Work toward the long-sought reconfiguration of Buford Middle and Walker Upper Elementary schools in Charlottesville has restarted after negotiations with an architecture firm were paused at the start of the pandemic.
City staff are hoping to wrap up those negotiations by the end of the year to pave the way for the firm to start drawing up plans for the project, which includes moving sixth grade to Buford and preschool to Walker, renovating both schools and sending fifth grade back to the elementary schools. The city issued the request for proposals in December 2019 and started negotiating the contract in February.
Details on the project and a revised timeline for the design process were presented to city councilors Friday during a budget work session about the five-year capital improvement program.
The work session was the first time in nearly two years council has publicly discussed the reconfiguration project in-depth. In that time, three new members have joined the council.
Reconfiguration is one of several significant projects vying for funding in the next capital improvement program, including the West Main Streetscape. The first year of that program is in the city’s capital budget while projects in the other four years aren’t funded immediately. Construction funding for reconfiguration won’t be needed until 2022, staff said Friday.
A 2017 growth and capacity study from VMDO Architects estimated that the reconfiguration plan could cost from $55 million to $80 million.
On Friday, city staff requested a minimum commitment of $50 million for the project as well as input on whether the council wanted to pay for the project through tax increases or changing the funding formula for the school division’s budget, among other options. The city’s debt capacity is currently at $58 million.
Councilors were supportive of the overall project, though were torn about how exactly to pay for it along with other capital projects and whether to commit to the $50 million placeholder before knowing a more concrete cost estimate.
They’ll receive a cost estimate for the project by June 2021 under the revised timeline. At that point, councilors would decide whether to move forward.
“Until we get the information back, we won’t really know what that amount is,” Mayor Nikuyah Walker said. “It sounds like you could potentially cripple a project by putting in a lower amount and then you may have to have a different discussion in June.”
Walker and Councilors Heather Hill and Sena Magill advocated broadly for putting money toward improving school facilities.

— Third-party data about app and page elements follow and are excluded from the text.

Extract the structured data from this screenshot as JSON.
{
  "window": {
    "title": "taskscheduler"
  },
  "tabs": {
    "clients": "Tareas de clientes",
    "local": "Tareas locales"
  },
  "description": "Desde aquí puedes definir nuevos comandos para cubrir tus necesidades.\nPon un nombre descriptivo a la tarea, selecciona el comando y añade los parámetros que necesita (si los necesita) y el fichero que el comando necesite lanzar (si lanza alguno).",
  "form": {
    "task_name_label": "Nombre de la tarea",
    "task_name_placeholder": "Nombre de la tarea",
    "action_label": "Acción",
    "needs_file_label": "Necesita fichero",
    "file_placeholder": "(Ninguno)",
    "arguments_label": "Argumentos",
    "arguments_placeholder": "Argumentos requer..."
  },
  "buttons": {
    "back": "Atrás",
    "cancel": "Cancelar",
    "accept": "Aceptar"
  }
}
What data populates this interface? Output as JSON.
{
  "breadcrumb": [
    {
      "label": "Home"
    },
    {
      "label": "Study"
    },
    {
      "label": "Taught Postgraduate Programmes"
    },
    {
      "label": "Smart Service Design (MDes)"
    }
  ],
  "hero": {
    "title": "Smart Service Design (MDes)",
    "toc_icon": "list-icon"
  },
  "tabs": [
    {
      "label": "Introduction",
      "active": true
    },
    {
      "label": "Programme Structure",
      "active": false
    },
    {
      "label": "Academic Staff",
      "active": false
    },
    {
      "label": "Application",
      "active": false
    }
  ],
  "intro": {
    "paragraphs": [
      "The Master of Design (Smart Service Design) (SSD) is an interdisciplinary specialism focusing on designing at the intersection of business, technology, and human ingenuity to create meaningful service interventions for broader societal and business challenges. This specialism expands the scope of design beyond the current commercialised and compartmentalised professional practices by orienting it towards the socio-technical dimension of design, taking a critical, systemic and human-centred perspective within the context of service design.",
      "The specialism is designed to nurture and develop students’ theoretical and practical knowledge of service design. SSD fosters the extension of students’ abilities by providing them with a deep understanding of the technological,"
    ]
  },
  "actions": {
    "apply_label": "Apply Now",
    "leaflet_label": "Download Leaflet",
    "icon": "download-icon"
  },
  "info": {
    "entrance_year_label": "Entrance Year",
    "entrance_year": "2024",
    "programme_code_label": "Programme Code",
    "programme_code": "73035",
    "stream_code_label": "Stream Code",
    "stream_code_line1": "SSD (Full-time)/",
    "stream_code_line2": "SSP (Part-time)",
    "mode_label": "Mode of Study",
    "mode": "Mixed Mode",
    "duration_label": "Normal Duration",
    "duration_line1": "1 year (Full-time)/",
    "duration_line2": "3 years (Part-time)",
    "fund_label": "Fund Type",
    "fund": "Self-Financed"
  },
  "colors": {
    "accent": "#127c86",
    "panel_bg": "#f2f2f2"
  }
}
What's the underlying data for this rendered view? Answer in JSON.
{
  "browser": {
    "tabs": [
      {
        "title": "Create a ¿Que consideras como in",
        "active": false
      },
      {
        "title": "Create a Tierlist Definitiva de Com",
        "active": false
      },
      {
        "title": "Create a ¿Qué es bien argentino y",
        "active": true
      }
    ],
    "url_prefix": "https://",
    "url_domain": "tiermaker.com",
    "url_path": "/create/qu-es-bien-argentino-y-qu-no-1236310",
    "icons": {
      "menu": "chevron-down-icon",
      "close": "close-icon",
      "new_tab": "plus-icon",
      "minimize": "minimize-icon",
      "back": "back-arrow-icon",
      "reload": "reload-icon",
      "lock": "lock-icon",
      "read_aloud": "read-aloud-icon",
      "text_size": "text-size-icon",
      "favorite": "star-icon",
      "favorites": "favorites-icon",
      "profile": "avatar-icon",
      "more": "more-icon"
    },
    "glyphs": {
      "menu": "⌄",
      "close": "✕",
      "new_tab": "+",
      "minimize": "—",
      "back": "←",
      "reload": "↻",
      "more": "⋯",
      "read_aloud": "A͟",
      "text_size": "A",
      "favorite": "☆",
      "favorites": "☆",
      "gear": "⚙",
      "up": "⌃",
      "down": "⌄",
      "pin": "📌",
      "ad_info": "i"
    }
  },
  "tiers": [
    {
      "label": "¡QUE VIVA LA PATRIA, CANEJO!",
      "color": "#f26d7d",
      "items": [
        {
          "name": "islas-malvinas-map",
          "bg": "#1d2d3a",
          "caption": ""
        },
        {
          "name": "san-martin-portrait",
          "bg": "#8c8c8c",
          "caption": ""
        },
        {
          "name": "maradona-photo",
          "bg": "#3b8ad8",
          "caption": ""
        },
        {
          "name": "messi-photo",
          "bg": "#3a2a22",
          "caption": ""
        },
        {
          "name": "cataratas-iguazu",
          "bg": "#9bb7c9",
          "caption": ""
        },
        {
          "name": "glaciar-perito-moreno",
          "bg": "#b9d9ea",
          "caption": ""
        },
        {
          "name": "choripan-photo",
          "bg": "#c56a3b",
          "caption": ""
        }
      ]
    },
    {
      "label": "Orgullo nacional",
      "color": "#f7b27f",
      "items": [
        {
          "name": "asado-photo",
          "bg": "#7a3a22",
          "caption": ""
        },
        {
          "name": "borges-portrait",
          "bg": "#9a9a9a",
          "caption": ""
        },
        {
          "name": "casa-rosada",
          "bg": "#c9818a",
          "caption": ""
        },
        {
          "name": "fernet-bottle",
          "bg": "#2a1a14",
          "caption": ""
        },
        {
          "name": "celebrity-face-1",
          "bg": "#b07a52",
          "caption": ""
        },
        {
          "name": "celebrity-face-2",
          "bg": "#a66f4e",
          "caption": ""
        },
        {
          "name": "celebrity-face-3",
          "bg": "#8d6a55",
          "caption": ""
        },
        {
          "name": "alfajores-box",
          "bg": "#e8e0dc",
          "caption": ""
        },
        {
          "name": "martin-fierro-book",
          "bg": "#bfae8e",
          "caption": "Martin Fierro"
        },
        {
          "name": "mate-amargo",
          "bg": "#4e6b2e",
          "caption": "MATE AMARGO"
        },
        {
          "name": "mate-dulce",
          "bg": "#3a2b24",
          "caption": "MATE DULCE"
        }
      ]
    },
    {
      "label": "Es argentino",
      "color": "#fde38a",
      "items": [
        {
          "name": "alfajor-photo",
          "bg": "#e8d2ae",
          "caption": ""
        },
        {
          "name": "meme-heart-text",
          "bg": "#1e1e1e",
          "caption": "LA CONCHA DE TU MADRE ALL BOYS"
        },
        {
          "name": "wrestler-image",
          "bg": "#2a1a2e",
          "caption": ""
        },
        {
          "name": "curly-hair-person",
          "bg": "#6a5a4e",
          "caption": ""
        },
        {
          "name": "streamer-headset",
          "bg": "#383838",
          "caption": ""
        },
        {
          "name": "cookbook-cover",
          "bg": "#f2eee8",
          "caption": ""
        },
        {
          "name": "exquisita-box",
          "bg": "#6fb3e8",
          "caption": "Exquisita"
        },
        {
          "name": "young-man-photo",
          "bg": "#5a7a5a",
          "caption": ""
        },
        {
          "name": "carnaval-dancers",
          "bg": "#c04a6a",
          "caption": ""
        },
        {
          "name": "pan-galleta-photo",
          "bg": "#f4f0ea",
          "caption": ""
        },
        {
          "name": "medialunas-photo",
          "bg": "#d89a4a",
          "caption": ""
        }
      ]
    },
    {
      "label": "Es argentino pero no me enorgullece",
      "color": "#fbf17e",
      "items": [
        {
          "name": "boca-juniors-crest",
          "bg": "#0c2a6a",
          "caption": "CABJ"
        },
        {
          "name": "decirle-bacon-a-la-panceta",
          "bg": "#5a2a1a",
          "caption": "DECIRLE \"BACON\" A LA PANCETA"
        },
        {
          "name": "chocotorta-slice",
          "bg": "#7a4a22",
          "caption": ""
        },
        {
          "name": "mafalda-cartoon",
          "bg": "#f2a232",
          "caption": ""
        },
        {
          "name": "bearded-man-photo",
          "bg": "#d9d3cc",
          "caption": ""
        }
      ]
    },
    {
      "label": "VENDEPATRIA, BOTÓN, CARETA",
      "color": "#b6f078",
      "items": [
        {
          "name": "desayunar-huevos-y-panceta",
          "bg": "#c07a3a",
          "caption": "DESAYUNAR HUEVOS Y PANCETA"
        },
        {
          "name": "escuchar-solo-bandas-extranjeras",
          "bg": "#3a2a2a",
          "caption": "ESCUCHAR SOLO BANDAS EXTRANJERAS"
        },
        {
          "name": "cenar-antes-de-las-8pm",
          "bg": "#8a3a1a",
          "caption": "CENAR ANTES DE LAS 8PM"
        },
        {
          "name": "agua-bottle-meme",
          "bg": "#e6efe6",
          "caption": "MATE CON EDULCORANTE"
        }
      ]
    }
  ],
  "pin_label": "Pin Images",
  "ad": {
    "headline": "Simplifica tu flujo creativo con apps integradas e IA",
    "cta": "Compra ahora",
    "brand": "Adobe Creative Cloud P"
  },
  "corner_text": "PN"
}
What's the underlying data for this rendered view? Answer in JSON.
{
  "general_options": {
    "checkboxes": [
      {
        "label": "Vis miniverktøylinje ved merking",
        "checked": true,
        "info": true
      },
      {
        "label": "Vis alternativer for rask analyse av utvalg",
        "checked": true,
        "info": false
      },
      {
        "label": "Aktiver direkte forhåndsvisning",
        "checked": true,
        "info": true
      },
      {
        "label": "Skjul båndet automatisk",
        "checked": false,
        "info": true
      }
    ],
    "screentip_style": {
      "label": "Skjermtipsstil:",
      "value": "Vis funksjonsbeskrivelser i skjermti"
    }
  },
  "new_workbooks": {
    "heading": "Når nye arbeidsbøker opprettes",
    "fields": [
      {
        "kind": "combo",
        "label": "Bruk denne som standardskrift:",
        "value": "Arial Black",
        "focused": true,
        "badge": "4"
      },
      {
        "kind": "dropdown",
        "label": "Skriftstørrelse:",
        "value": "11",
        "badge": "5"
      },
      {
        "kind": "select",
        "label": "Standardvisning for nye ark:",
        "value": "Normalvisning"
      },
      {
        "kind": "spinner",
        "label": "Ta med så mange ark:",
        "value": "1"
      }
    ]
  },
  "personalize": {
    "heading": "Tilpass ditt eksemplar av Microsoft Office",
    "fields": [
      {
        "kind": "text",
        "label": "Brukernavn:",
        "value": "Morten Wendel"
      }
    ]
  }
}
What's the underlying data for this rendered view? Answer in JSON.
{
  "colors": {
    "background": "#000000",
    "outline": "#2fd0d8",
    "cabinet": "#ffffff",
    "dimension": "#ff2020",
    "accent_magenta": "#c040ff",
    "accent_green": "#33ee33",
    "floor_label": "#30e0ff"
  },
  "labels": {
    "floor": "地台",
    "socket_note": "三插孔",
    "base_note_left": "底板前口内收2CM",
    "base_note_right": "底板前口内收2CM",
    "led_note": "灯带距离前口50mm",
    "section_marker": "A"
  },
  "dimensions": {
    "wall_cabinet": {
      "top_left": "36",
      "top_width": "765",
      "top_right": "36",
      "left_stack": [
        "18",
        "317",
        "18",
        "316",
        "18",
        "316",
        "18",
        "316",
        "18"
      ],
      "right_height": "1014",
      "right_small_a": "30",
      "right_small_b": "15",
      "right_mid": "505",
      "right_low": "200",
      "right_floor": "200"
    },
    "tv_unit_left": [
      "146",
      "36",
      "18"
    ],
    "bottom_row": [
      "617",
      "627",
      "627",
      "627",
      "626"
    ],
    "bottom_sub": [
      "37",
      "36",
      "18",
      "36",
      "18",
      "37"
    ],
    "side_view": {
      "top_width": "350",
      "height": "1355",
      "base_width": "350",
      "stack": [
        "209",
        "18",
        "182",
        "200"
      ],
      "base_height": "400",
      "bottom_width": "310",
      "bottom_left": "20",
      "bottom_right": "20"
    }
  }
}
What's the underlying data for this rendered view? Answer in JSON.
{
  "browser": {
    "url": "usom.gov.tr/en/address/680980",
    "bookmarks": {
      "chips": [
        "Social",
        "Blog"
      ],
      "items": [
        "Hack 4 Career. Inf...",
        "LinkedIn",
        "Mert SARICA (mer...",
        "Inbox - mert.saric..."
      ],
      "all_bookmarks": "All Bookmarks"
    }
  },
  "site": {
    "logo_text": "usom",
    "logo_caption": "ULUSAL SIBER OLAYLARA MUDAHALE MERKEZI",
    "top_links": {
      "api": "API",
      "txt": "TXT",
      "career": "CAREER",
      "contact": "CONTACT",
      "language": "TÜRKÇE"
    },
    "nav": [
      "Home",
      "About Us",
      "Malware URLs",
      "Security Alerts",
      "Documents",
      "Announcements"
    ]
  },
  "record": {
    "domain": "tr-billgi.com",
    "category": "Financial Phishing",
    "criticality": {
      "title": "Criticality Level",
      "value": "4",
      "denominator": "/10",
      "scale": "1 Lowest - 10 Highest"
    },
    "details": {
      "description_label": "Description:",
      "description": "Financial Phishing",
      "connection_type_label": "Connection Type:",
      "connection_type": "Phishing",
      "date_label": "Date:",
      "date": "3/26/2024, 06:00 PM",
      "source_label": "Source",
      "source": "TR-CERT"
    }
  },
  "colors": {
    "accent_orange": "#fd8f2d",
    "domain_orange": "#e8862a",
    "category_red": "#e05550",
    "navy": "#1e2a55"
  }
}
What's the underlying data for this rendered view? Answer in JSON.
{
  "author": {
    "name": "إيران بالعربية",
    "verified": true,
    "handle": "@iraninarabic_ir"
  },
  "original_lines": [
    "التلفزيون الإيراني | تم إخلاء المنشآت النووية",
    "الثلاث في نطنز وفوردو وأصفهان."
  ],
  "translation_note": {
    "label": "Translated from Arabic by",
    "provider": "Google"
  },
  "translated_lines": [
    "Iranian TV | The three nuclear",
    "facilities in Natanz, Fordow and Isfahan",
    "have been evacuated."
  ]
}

“From a budgetary standpoint, it’s kind of a moot point whether it’s investment in the school structures or whether it’s investment in the configuration,” Magill said. “It’s still going to be tens of millions of dollars no matter which way it goes.”
City Council has put about $1 million a year toward modernizing school buildings since 2017, with projects at Clark and Jackson-Via elementaries. That amount was kicked up to $1.25 million this fiscal year to account for inflation.
Walker told councilors to visit some of the city schools including Walker and Buford.
“It’s helpful to just see how much we ignore these buildings in what we call a world class city and that we expect our kids to be able to thrive in them,” she said.
Magill said she would be interested in seeing more information about a five-cent tax rate increase and how that would change the outlook for the CIP. Money from that increase could go into a specific fund for school projects, she suggested.
Hill said she’s talked to school officials about the need to sell the community on a potential tax increase as another revenue source to support the reconfiguration project.
Walker said she’s also discussed with school officials the potential budget trade-offs if council funds the project. The school division currently receives 40% of new real estate and personal property tax revenues.
“I think as a community we all have to understand that we’re not going to be able to do everything the same as we’re currently doing to initiate a major project like this,” she said.
As part of the fiscal year 2020 budget, City Council allocated $3 million for planning and design effort with the goal of assessing the two schools and crafting preliminary designs in order to give the council a reasonable cost estimate.
Michael Goddard, the senior project manager, said the firm would be able to do three different layouts of concept and schematic designs for both the middle school and early childhood center at Walker for about $1.5 million.
Although there was no clear resolution to the council’s discussion, city staff did say the conversation helped to give more direction to the architect during negotiations.
“The sky’s not the limit,” Goddard said. “… I think at this point we already know that some higher end of what we could have thought of is off the table. Now, it’s just a matter of trying to figure out how we can build a funding strategy that gets us in the front door, and hopefully gives us a little bit of leeway to build schools that are appropriate for a town of this quality, frankly.”
Hill said that she thought $50 million wasn’t a realistic placeholder number for the scope of the project.
“I don’t think we have a ton of time before we do something meaningful in both of those buildings just from a pure facilities standpoint,” she said, adding that investment in both buildings has been delayed in anticipation of the project. “… Regardless of reconfiguration or not, we’re going to need to be committing a real sizable amount of money for these schools.”
Reconfiguration has been discussed off and on since 2008 with the Recession and now the pandemic complicating the timeline. Officials have said such a project would be transformative for students and help to address persistent achievement gaps and equity issues.
The School Board revived the project in December 2018 following the 2017 VMDO study as a way to address equity issues and enrollment growth.
The School Board and City Council will have a joint budget work session in January.